Skip to main content

Jaguar’s ‘Virtual Windscreen’ turns real life into a video game

Jaguar Virtual Windscreen
Image used with permission by copyright holder
Jaguar today announced a new tech feature that will blur the line between reality and simulation.

The Jaguar Virtual Windscreen works like any of the numerous head-up displays currently on the market, except Jag has used the technology to make real-life driving more like a video game.

The system not only augments the driver’s view with relevant data like lap times, but also with a virtual racing line that changes from green to red to indicate braking zones, just like in Forza Motorsport.

Drivers can even call up “ghost” cars that represent previous laps or laps recorded by other racers, another feature that’s well known to gamers.

There are also virtual cones that can be set up to create an invisible autocross course. What will onlookers  think when they see a Jaguar F-Type swerving around a parking lot for no apparent reason?

The Virtual Windscreen can also display more mundane things like instrument data and the feed from a rearview camera. It complements the “Transparent Hood” unveiled by Land Rover a few months ago.

It’s also the latest attempt by carmakers to reconcile the singular pursuit of performance driving with the impulse to load cars with more connectivity features for smartphone addicted consumers.

While digital tech arguably enhances certain aspects of regular driving with features like navigation, track driving is really something that’s done for its own sake.

Yet with features like the Virtual Windscreen, Chevrolet’s Performance Data Recorder, and BMW’s GoPro integration, carmakers are trying to bring some of the technological zeitgeist to the world of automotive performance.

The question is whether tech will genuinely improve the act of fast driving, or just become a distracting gimmick.

Editors' Recommendations

Stephen Edelstein
Stephen is a freelance automotive journalist covering all things cars. He likes anything with four wheels, from classic cars…
Jaguar Land Rover is developing this amazing 3D head-up display
jaguar land rover developing immersive 3d head up display

Head-up displays have become a common feature in cars, usually showing basic information like speed or navigation directions. But Jaguar Land Rover (JLR) sees more potential in the technology. The British automaker is developing an elaborate 3D head-up display that can show drivers important safety information, or let passengers watch a movie. It's unclear if the display will go into production, though.

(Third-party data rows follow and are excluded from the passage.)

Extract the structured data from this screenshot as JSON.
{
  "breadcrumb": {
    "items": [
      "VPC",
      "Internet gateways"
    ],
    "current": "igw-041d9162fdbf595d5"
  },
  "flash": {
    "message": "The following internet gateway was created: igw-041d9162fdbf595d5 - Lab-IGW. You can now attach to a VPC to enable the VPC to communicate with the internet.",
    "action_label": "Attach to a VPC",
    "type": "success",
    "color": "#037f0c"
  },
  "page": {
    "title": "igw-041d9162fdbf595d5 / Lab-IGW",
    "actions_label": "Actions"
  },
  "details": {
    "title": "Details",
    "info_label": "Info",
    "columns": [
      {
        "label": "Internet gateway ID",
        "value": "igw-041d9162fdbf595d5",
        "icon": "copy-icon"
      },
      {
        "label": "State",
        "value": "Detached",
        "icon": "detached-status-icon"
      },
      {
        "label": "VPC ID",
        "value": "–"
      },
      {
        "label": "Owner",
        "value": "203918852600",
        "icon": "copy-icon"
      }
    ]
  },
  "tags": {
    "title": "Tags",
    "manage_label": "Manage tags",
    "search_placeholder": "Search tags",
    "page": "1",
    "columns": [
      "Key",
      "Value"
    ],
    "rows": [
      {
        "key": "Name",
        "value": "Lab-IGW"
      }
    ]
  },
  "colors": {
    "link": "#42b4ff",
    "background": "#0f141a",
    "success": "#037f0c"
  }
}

An elaborate in-car display might sound distracting, but JLR claims it could actually improve safety. The 3D head-up display could be used to show hazards up ahead, and help counteract the effects of poor visibility, according to the automaker. Navigation directions and other messages could also be projected onto the road ahead, according to JLR, placing them where the driver should already be looking. Studies conducted in Germany have shown that stereoscopic 3D displays can help improve driver reaction times, JLR claims.

Read more
Can big rebates lure Tesla owners into Jaguar’s segment-bending I-Pace?

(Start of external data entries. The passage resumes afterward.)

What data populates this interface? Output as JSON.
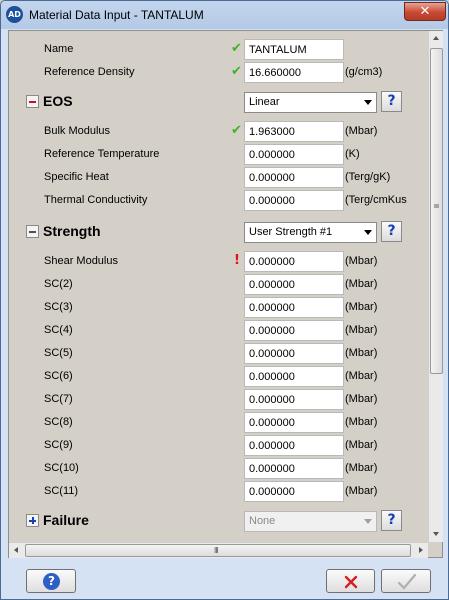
{
  "window": {
    "title": "Material Data Input - TANTALUM",
    "app_icon_text": "AD",
    "close_glyph": "✕"
  },
  "colors": {
    "ok": "#3fb02c",
    "error": "#e11414",
    "collapse": "#c8102e",
    "expand": "#1a3fb0",
    "help": "#1a3fb0"
  },
  "top_fields": [
    {
      "label": "Name",
      "status": "ok",
      "value": "TANTALUM",
      "unit": ""
    },
    {
      "label": "Reference Density",
      "status": "ok",
      "value": "16.660000",
      "unit": "(g/cm3)"
    }
  ],
  "sections": {
    "eos": {
      "title": "EOS",
      "toggle": "collapse",
      "selected": "Linear",
      "fields": [
        {
          "label": "Bulk Modulus",
          "status": "ok",
          "value": "1.963000",
          "unit": "(Mbar)"
        },
        {
          "label": "Reference Temperature",
          "status": "",
          "value": "0.000000",
          "unit": "(K)"
        },
        {
          "label": "Specific Heat",
          "status": "",
          "value": "0.000000",
          "unit": "(Terg/gK)"
        },
        {
          "label": "Thermal Conductivity",
          "status": "",
          "value": "0.000000",
          "unit": "(Terg/cmKus"
        }
      ]
    },
    "strength": {
      "title": "Strength",
      "toggle": "collapse-gray",
      "selected": "User Strength #1",
      "fields": [
        {
          "label": "Shear Modulus",
          "status": "error",
          "value": "0.000000",
          "unit": "(Mbar)"
        },
        {
          "label": "SC(2)",
          "status": "",
          "value": "0.000000",
          "unit": "(Mbar)"
        },
        {
          "label": "SC(3)",
          "status": "",
          "value": "0.000000",
          "unit": "(Mbar)"
        },
        {
          "label": "SC(4)",
          "status": "",
          "value": "0.000000",
          "unit": "(Mbar)"
        },
        {
          "label": "SC(5)",
          "status": "",
          "value": "0.000000",
          "unit": "(Mbar)"
        },
        {
          "label": "SC(6)",
          "status": "",
          "value": "0.000000",
          "unit": "(Mbar)"
        },
        {
          "label": "SC(7)",
          "status": "",
          "value": "0.000000",
          "unit": "(Mbar)"
        },
        {
          "label": "SC(8)",
          "status": "",
          "value": "0.000000",
          "unit": "(Mbar)"
        },
        {
          "label": "SC(9)",
          "status": "",
          "value": "0.000000",
          "unit": "(Mbar)"
        },
        {
          "label": "SC(10)",
          "status": "",
          "value": "0.000000",
          "unit": "(Mbar)"
        },
        {
          "label": "SC(11)",
          "status": "",
          "value": "0.000000",
          "unit": "(Mbar)"
        }
      ]
    },
    "failure": {
      "title": "Failure",
      "toggle": "expand",
      "selected": "None",
      "disabled": true
    }
  },
  "icons": {
    "ok": "check-icon",
    "error": "exclamation-icon",
    "help": "help-icon"
  },
  "footer": {
    "help_glyph": "?",
    "cancel_icon": "red-x-icon",
    "ok_icon": "checkmark-icon"
  },
  "hscroll_grip": "III"
}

Jaguar aimed the I-Pace, its first series-produced battery-electric car, straight at the Tesla Model X. It's a quick, luxurious crossover available only with a battery-electric drivetrain, so it's similar to the X in many ways -- at least on paper. Design alone isn't enough to convince Tesla owners to walk into a Jaguar dealership, so the company is putting cash on the hood.

For a limited time, motorists who can prove there is a Tesla registered in their household -- not necessarily in their name -- are eligible to receive a $3,000 discount when they purchase an I-Pace. Jaguar isn't making a lot of noise about the campaign, but several Twitter users pointed it out after it was launched.

Read more
That awesome video of Rivian’s electric R1T turning like a tank was fake
Rivian R1T

Drone footage of Rivian's futuristic, battery-electric R1T pickup pulling an impressive tank turn set the internet on fire this week. It was awesome, and it suggested the Michigan-based startup had added another feature to the truck's already impressive roster of capabilities. There's just one problem: It was completely fake.

"That wasn't an official video, and it was [computer-generated imagery]," a Rivian spokesperson confirmed to Digital Trends via email. Dang. We were already browsing Google Earth to find the closest trail we could pull a tank turn on. The video was quickly removed from YouTube, and the account that posted it appears to have been either suspended or deleted.

Read more